Sadiq Khan has been an MP for less than three years, but has quickly established himself as a rising star in the Labour Party.
Mr Khan was a prominent human rights lawyer
He made his name as a human rights lawyer before becoming one of the first Muslim ministers - and has dedicated much time to improving relations between the police and Muslim communities across the country.
The 37-year-old was voted "newcomer of the year" in the 2005 Spectator magazine awards, within months of being elected to the south London seat of Tooting.
He might be a government whip now, in charge of making sure Labour MPs vote in line with the government, but he has not been afraid of ruffling a few feathers, particularly on issues concerning community cohesion.
In the weeks that followed the 2005 bomb attacks on London's underground network, Mr Khan was warning of widespread concern about some of the anti-terrorism measures planned by ministers.
He also raised concerns about Britain's policy towards the Middle East, during air attacks by Israel against Lebanon's militant Hezbollah group.
And he was one of three Muslim MPs to sign an open letter to then prime minister Tony Blair in August 2006 suggesting British foreign policy was putting civilian lives at risk in the UK and abroad - a move that was criticised by the then home secretary as "misjudged".
Born in Tooting in 1970, Mr Khan grew up on Earlsfield's Henry Prince Estate and went to local primary schools and comprehensive before going on to study law and trained as a human rights solicitor.
Mr Khan was among Muslim MPs who raised concerns with Tony Blair
He co-founded his firm Christian Khan with fellow human rights lawyer Louise Christian, was chairman of Liberty, the civil liberties group, for three years, as well as being a chairman of the Muslim Council of Britain's legal affairs committee.
Now a government whip, he has voted to support the government on controversial issues such as the introduction of identity cards and in favour of its anti-terrorism laws in Parliament.
Mr Khan has been campaigning against the laws under which the US wants to extradite his constituent Babar Ahmad. Mr Ahmad is accused of running websites raising money for the Taleban but faces no charges in the UK.
UK laws introduced in 2003, the year Mr Ahmad was arrested, allow US prosecutors to request extradition without having to prove in UK courts there is a case to answer.
Critics say it makes it far easier for the US to extradite a suspect from Britain than the other way around - the same laws were used to extradite the NatWest Three following the collapse of Enron.
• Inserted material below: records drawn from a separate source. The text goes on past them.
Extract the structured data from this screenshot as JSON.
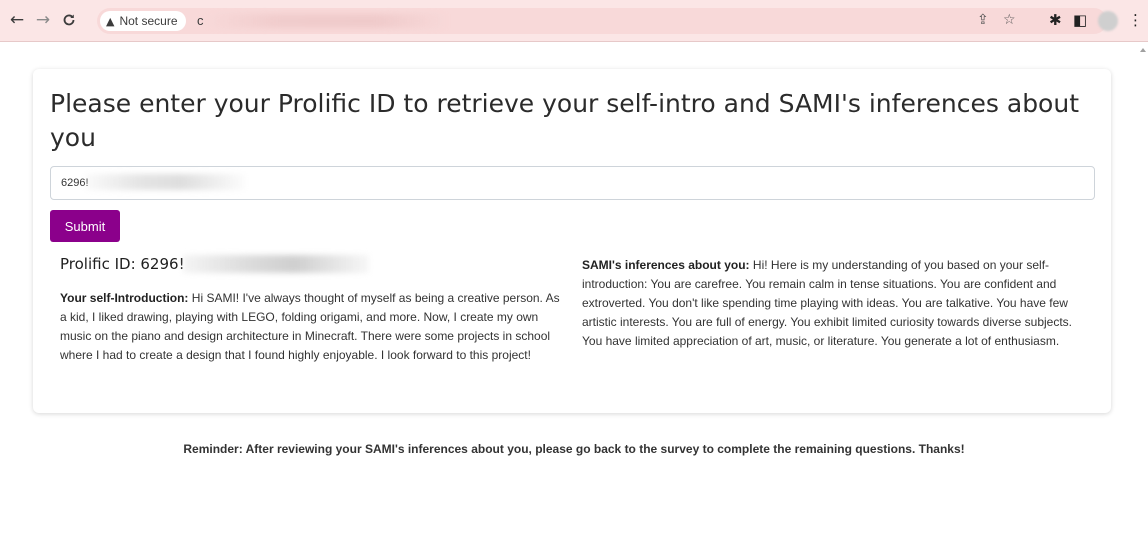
{
  "browser": {
    "security_label": "Not secure",
    "url_fragment": "c"
  },
  "page": {
    "heading": "Please enter your Prolific ID to retrieve your self-intro and SAMI's inferences about you",
    "input": {
      "value": "6296!"
    },
    "submit_label": "Submit",
    "prolific_id_label": "Prolific ID: 6296!",
    "self_intro": {
      "label": "Your self-Introduction:",
      "text": " Hi SAMI! I've always thought of myself as being a creative person. As a kid, I liked drawing, playing with LEGO, folding origami, and more. Now, I create my own music on the piano and design architecture in Minecraft. There were some projects in school where I had to create a design that I found highly enjoyable. I look forward to this project!"
    },
    "inferences": {
      "label": "SAMI's inferences about you:",
      "text": " Hi! Here is my understanding of you based on your self-introduction: You are carefree. You remain calm in tense situations. You are confident and extroverted. You don't like spending time playing with ideas. You are talkative. You have few artistic interests. You are full of energy. You exhibit limited curiosity towards diverse subjects. You have limited appreciation of art, music, or literature. You generate a lot of enthusiasm."
    },
    "reminder": "Reminder: After reviewing your SAMI's inferences about you, please go back to the survey to complete the remaining questions. Thanks!"
  },
  "colors": {
    "submit_bg": "#8b008b",
    "toolbar_bg": "#fbe6e6"
  }
}
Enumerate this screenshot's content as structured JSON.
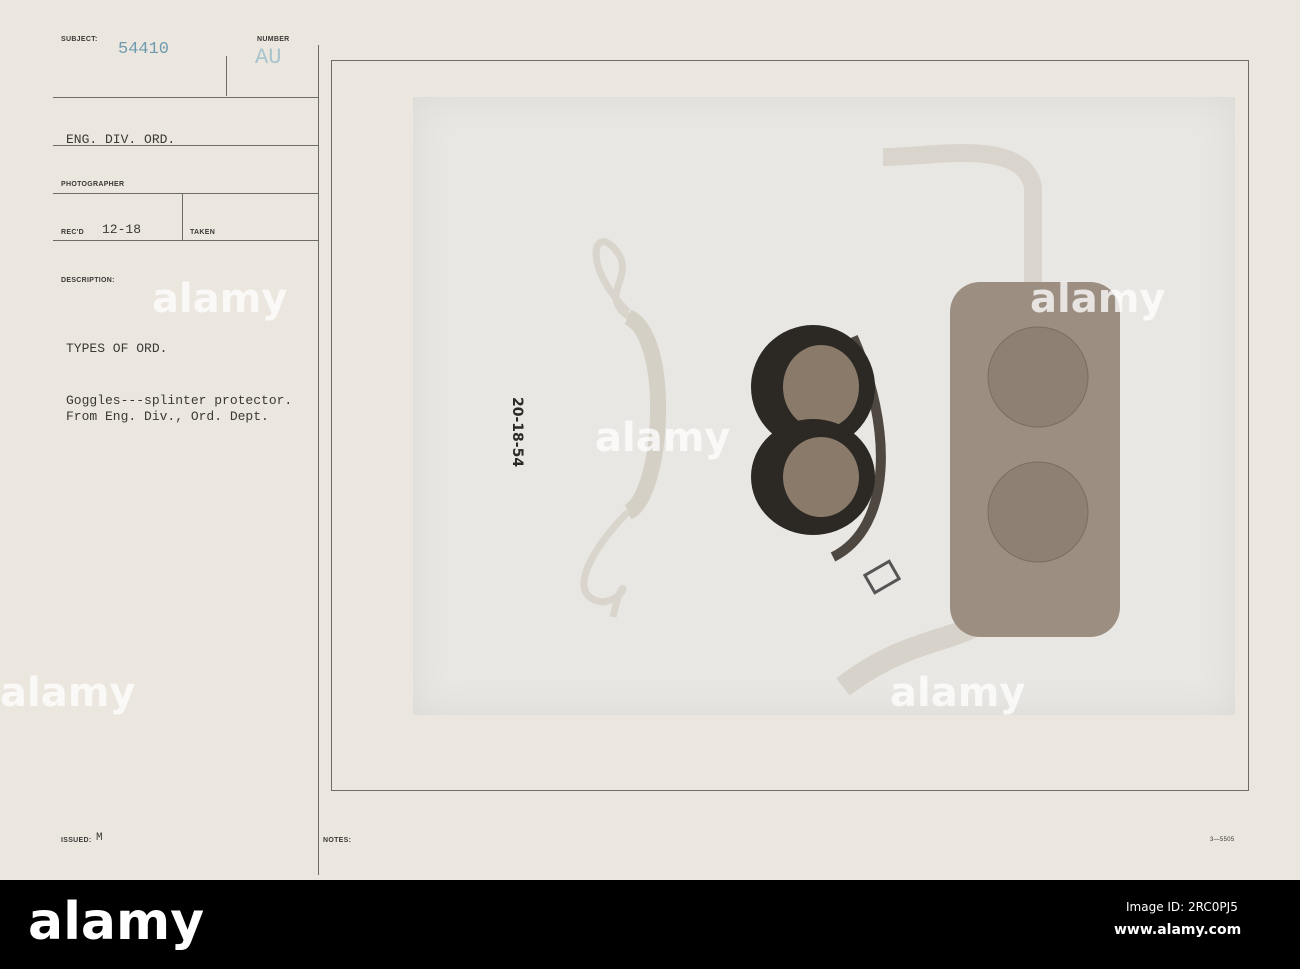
{
  "card": {
    "subject_label": "SUBJECT:",
    "subject_value": "54410",
    "number_label": "NUMBER",
    "number_value": "AU",
    "division": "ENG. DIV. ORD.",
    "photographer_label": "PHOTOGRAPHER",
    "recd_label": "REC'D",
    "recd_value": "12-18",
    "taken_label": "TAKEN",
    "description_label": "DESCRIPTION:",
    "description_title": "TYPES OF ORD.",
    "description_line1": "Goggles---splinter protector.",
    "description_line2": "From Eng. Div., Ord. Dept.",
    "issued_label": "ISSUED:",
    "issued_value": "M",
    "notes_label": "NOTES:",
    "form_number": "3—5505",
    "photo_inscription": "20-18-54"
  },
  "watermark": "alamy",
  "footer": {
    "logo": "alamy",
    "image_id": "Image ID: 2RC0PJ5",
    "url": "www.alamy.com"
  }
}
It is reported that Scotland Yard's anti-terrorist branch bugged conversations between Mr Khan and computer expert Mr Ahmad during visits to Woodhill Prison in Milton Keynes in 2005 and 2006.
Mr Khan told the BBC he didn't know anything about it until his wife Saadiya saw the story on the news and said it was important to await the outcome of an inquiry into the claims.
But he said, if it was true, it could have serious implications for the relationship between MPs and their constituents - some of whom may be suffering domestic violence, serious neighbourhood disputes or disputes with the police.
"Constituents should feel comfortable about their ability to go and see their member of Parliament and speak with honesty and candour about their issues," he said.
"If it was the case...that constituents were having their conversations with members of Parliament bugged, then it clearly means the whole relationship and the basis on which that relationship has been based for decades and, dare I say centuries, is undermined."
Mr Khan, who was a Tooting councillor before becoming an MP, has been married since 1994 and has two daughters.
He was parliamentary private secretary to then Commons leader Jack Straw, before taking up a ministerial role in the government whip's office, with responsibilities for managing Ministry of Justice legislation.
He plays for the UK Parliament Football Club as well as the Lords and Commons cricket clubs and has links with the Labour-affiliated Fabian Society, Progress, as well as being a member of the GMB and Unison trade unions.